Web page and app entries:
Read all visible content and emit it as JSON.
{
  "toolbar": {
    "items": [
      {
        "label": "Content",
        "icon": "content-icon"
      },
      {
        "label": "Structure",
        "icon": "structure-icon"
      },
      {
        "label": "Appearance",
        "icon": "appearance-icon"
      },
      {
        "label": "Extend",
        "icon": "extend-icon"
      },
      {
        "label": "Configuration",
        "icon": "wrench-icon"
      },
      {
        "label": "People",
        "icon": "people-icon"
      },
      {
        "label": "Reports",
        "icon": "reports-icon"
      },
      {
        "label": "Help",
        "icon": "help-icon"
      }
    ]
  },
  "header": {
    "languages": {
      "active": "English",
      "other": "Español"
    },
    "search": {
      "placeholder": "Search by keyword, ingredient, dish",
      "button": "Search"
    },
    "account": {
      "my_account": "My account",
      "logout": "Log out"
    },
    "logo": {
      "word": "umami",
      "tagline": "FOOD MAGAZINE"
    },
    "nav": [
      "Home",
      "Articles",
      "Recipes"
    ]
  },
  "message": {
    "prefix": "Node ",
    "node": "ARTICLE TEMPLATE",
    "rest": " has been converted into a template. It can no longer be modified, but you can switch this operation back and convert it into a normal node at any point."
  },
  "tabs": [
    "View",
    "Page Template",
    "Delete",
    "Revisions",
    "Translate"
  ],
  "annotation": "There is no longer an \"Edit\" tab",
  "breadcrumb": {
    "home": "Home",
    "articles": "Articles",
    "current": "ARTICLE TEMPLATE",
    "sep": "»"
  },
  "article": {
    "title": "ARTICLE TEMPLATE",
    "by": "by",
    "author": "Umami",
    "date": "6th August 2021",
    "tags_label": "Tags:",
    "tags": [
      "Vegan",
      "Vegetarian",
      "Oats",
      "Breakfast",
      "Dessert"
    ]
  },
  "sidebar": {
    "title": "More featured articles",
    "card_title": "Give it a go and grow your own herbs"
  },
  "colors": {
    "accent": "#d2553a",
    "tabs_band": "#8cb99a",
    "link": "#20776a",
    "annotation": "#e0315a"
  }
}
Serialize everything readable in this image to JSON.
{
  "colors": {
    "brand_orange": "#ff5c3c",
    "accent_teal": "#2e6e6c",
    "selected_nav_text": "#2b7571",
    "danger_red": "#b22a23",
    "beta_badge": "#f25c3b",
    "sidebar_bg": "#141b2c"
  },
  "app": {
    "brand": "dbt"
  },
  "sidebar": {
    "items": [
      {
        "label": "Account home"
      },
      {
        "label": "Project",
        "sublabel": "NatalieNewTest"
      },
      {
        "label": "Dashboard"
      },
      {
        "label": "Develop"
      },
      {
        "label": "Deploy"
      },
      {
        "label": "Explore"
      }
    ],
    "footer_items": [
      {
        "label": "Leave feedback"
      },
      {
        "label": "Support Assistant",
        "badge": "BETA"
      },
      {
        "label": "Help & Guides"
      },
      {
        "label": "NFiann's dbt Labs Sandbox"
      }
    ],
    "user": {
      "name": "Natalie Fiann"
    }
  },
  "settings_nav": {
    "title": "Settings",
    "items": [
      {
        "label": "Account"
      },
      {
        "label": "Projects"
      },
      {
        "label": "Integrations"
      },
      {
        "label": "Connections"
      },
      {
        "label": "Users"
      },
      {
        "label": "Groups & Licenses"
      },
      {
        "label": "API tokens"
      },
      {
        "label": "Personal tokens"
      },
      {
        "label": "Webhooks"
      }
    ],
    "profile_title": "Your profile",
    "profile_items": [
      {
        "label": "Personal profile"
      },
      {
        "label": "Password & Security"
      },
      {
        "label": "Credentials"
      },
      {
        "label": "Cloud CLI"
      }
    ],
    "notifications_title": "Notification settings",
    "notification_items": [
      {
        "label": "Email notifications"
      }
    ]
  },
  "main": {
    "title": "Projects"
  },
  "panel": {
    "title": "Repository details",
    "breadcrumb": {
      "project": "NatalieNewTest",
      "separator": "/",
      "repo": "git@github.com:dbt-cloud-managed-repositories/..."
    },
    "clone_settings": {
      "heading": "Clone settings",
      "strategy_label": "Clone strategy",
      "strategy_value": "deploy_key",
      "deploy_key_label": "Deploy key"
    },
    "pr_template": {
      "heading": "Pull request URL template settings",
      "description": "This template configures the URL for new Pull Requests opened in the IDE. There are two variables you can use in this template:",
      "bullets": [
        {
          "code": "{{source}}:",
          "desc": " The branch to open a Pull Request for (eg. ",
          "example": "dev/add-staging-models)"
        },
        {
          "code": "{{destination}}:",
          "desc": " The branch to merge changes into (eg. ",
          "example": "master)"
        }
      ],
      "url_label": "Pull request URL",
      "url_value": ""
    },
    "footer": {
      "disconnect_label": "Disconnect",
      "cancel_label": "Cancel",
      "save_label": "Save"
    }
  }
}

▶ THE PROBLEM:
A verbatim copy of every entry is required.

▶ TASK SOLUTION:
Read all visible content and emit it as JSON.
{
  "toolbar": {
    "items": [
      {
        "label": "Content",
        "icon": "content-icon"
      },
      {
        "label": "Structure",
        "icon": "structure-icon"
      },
      {
        "label": "Appearance",
        "icon": "appearance-icon"
      },
      {
        "label": "Extend",
        "icon": "extend-icon"
      },
      {
        "label": "Configuration",
        "icon": "wrench-icon"
      },
      {
        "label": "People",
        "icon": "people-icon"
      },
      {
        "label": "Reports",
        "icon": "reports-icon"
      },
      {
        "label": "Help",
        "icon": "help-icon"
      }
    ]
  },
  "header": {
    "languages": {
      "active": "English",
      "other": "Español"
    },
    "search": {
      "placeholder": "Search by keyword, ingredient, dish",
      "button": "Search"
    },
    "account": {
      "my_account": "My account",
      "logout": "Log out"
    },
    "logo": {
      "word": "umami",
      "tagline": "FOOD MAGAZINE"
    },
    "nav": [
      "Home",
      "Articles",
      "Recipes"
    ]
  },
  "message": {
    "prefix": "Node ",
    "node": "ARTICLE TEMPLATE",
    "rest": " has been converted into a template. It can no longer be modified, but you can switch this operation back and convert it into a normal node at any point."
  },
  "tabs": [
    "View",
    "Page Template",
    "Delete",
    "Revisions",
    "Translate"
  ],
  "annotation": "There is no longer an \"Edit\" tab",
  "breadcrumb": {
    "home": "Home",
    "articles": "Articles",
    "current": "ARTICLE TEMPLATE",
    "sep": "»"
  },
  "article": {
    "title": "ARTICLE TEMPLATE",
    "by": "by",
    "author": "Umami",
    "date": "6th August 2021",
    "tags_label": "Tags:",
    "tags": [
      "Vegan",
      "Vegetarian",
      "Oats",
      "Breakfast",
      "Dessert"
    ]
  },
  "sidebar": {
    "title": "More featured articles",
    "card_title": "Give it a go and grow your own herbs"
  },
  "colors": {
    "accent": "#d2553a",
    "tabs_band": "#8cb99a",
    "link": "#20776a",
    "annotation": "#e0315a"
  }
}
Serialize everything readable in this image to JSON.
{
  "colors": {
    "brand_orange": "#ff5c3c",
    "accent_teal": "#2e6e6c",
    "selected_nav_text": "#2b7571",
    "danger_red": "#b22a23",
    "beta_badge": "#f25c3b",
    "sidebar_bg": "#141b2c"
  },
  "app": {
    "brand": "dbt"
  },
  "sidebar": {
    "items": [
      {
        "label": "Account home"
      },
      {
        "label": "Project",
        "sublabel": "NatalieNewTest"
      },
      {
        "label": "Dashboard"
      },
      {
        "label": "Develop"
      },
      {
        "label": "Deploy"
      },
      {
        "label": "Explore"
      }
    ],
    "footer_items": [
      {
        "label": "Leave feedback"
      },
      {
        "label": "Support Assistant",
        "badge": "BETA"
      },
      {
        "label": "Help & Guides"
      },
      {
        "label": "NFiann's dbt Labs Sandbox"
      }
    ],
    "user": {
      "name": "Natalie Fiann"
    }
  },
  "settings_nav": {
    "title": "Settings",
    "items": [
      {
        "label": "Account"
      },
      {
        "label": "Projects"
      },
      {
        "label": "Integrations"
      },
      {
        "label": "Connections"
      },
      {
        "label": "Users"
      },
      {
        "label": "Groups & Licenses"
      },
      {
        "label": "API tokens"
      },
      {
        "label": "Personal tokens"
      },
      {
        "label": "Webhooks"
      }
    ],
    "profile_title": "Your profile",
    "profile_items": [
      {
        "label": "Personal profile"
      },
      {
        "label": "Password & Security"
      },
      {
        "label": "Credentials"
      },
      {
        "label": "Cloud CLI"
      }
    ],
    "notifications_title": "Notification settings",
    "notification_items": [
      {
        "label": "Email notifications"
      }
    ]
  },
  "main": {
    "title": "Projects"
  },
  "panel": {
    "title": "Repository details",
    "breadcrumb": {
      "project": "NatalieNewTest",
      "separator": "/",
      "repo": "git@github.com:dbt-cloud-managed-repositories/..."
    },
    "clone_settings": {
      "heading": "Clone settings",
      "strategy_label": "Clone strategy",
      "strategy_value": "deploy_key",
      "deploy_key_label": "Deploy key"
    },
    "pr_template": {
      "heading": "Pull request URL template settings",
      "description": "This template configures the URL for new Pull Requests opened in the IDE. There are two variables you can use in this template:",
      "bullets": [
        {
          "code": "{{source}}:",
          "desc": " The branch to open a Pull Request for (eg. ",
          "example": "dev/add-staging-models)"
        },
        {
          "code": "{{destination}}:",
          "desc": " The branch to merge changes into (eg. ",
          "example": "master)"
        }
      ],
      "url_label": "Pull request URL",
      "url_value": ""
    },
    "footer": {
      "disconnect_label": "Disconnect",
      "cancel_label": "Cancel",
      "save_label": "Save"
    }
  }
}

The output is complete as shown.